Anonymous said...

what genres do you represent?

how do you want word count calculated - the 250 X # of pages or computer calculated?

what if you sign someone but she/he writes something in a genre or area you don't represent? Do you refer him/her to another agency?

Kelly Jones said...

Are "the numbers" for different pseudonyms kept completely separate? I'm considering writing both contemporary and historical fantasy series, and anticipate that the audiences and sales might be pretty different.

The benefits I can see to writing them all under one name:
--might lead readers to the other series (wider "brand")
--greater name recognition
--not having to build multiple careers

The benefits I can see to writing them under different names:
--readers know what to expect (narrower "brand")
--bad numbers from one series might not make another hard to sell
--maybe a little more career protection

Also, could an options clause cover both pseudonyms, or would it most likely only cover one?

(Yes, of course it's all theoretical so far, but I have to know what I want before I can figure out how to get there!)

Chumplet said...

I know this question has been asked before, but my eyes fail me while searching all the other blogs (only a select few are bookmarked), so forgive me if you've heard this one before.

If a query had been sent to an agent at a large (I mean LARGE) agency and no response was forthcoming for over nine months, would it be acceptable to re-send a new, improved query to a more suitable agent in the same house?

Yes, I did include an SASE. Plus, upon further inspection of the agent's preferences, he may not represent the genre I sent anyway. Therefore a nudge would probably be inappropriate.

I include my thanks for your excellent advice. You soooo rock!

Anonymous said...

What would you recommend in this scenario?
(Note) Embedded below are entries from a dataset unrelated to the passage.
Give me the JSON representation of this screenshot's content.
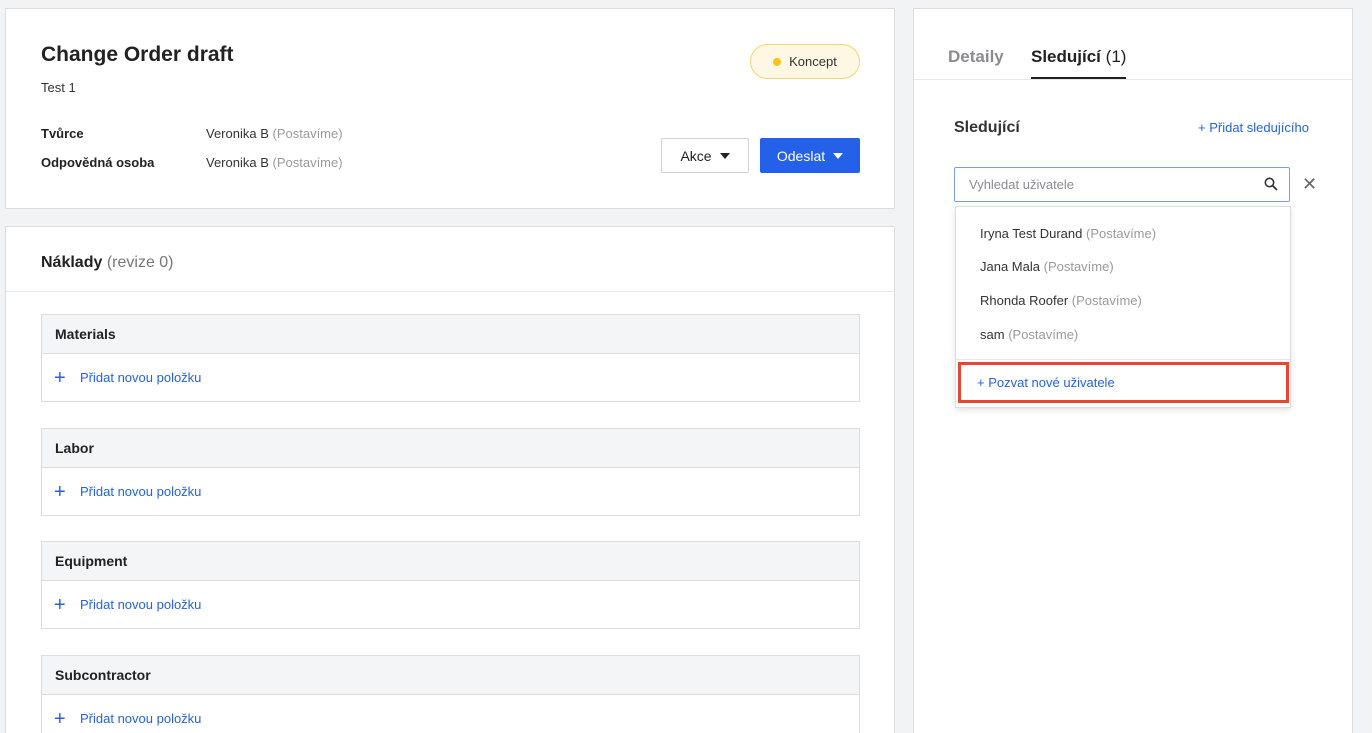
{
  "header": {
    "title": "Change Order draft",
    "subtitle": "Test 1",
    "status_badge": "Koncept",
    "status_color": "#f5c518",
    "creator_label": "Tvůrce",
    "creator_name": "Veronika B",
    "creator_company": "(Postavíme)",
    "responsible_label": "Odpovědná osoba",
    "responsible_name": "Veronika B",
    "responsible_company": "(Postavíme)",
    "actions_button": "Akce",
    "send_button": "Odeslat",
    "accent_color": "#2461e8"
  },
  "costs": {
    "title": "Náklady",
    "revision": "(revize 0)",
    "add_item_label": "Přidat novou položku",
    "sections": [
      {
        "name": "Materials"
      },
      {
        "name": "Labor"
      },
      {
        "name": "Equipment"
      },
      {
        "name": "Subcontractor"
      }
    ]
  },
  "side_panel": {
    "tabs": {
      "detail": "Detaily",
      "followers": "Sledující",
      "followers_count": "(1)"
    },
    "followers_title": "Sledující",
    "add_follower": "+ Přidat sledujícího",
    "search": {
      "placeholder": "Vyhledat uživatele",
      "value": ""
    },
    "icons": {
      "search": "search-icon",
      "close": "close-icon"
    },
    "dropdown": {
      "users": [
        {
          "name": "Iryna Test Durand",
          "company": "(Postavíme)"
        },
        {
          "name": "Jana Mala",
          "company": "(Postavíme)"
        },
        {
          "name": "Rhonda Roofer",
          "company": "(Postavíme)"
        },
        {
          "name": "sam",
          "company": "(Postavíme)"
        }
      ],
      "invite_label": "+ Pozvat nové uživatele",
      "highlight_color": "#e8472f"
    }
  }
}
An author queries twenty agents or so. Half a dozen respond with requests for partials or fulls. One agent requests an exclusive for three weeks, but the author has already sent out some requested fulls. What does the author do?

A.) Wait for responses from agents who already have the full manuscript, at which point author would be able to grant an exclusive (Of course, by that point, said agent may have lost interest);

B.) Regretfully decline, because it's not possible to provide an exclusive; or

C.) Send the manuscript anyway with an explanation that it has already been sent out but that author will not make a decision or send out any more fulls during the requested three-week period.

Can you shed some light on what an author should do in this case? Many thanks.

Chris said...

Thank you for this blogs - it is soooo helpful. Miss Snark has replied to a question i sent about word counts. She says 100,000 tops for a romance. I have written a novel which has 200,000, i have divided it into 2 but to submit only the first half does not complete the story! Should i cut out so much and lose half the story line! I dont know what to do and am helplessly lost somewhere in the middle. Please advise. Also do you only accept queries from USA?

Anonymous said...

Thank you for such an informative blog! I know it's time-consuming, but it's very much appreciated!
My question: Your website states you don't accept SF or fantasy . . . but, how about fantasy romance or SF romance? They're increasingly popular, I believe. Are you accepting submissions in those sub-genres?

Anonymous said...

Anonymous #4 wrote: What would you do about the option clause, especially if this is a small publisher who've been extremely unprofessional and rude, so the author is not interested in dealing with them again? (And I'm not being a diva here. I'm not the only author with problems--anyone with their ear on the ground these days probably knows exactly who I'm talking about and how unhappy their authors are).

Since we're all anon here, thought I'd ask: Perchance, might you be talking about Triskelion?

amy m said...

What does the publishing industry and agents think of e-books? If you're published by an e-book publisher, do the paper publishers look down on you? Do agents work with e-book published writers that want to break into the world of paper publishing? Is it easier or harder to get into paper publishing after being an e-book writer, or a first-time writer?

Anonymous said...

Since we're all anon here, thought I'd ask: Perchance, might you be talking about Triskelion?

How on earth did you guess, Anon?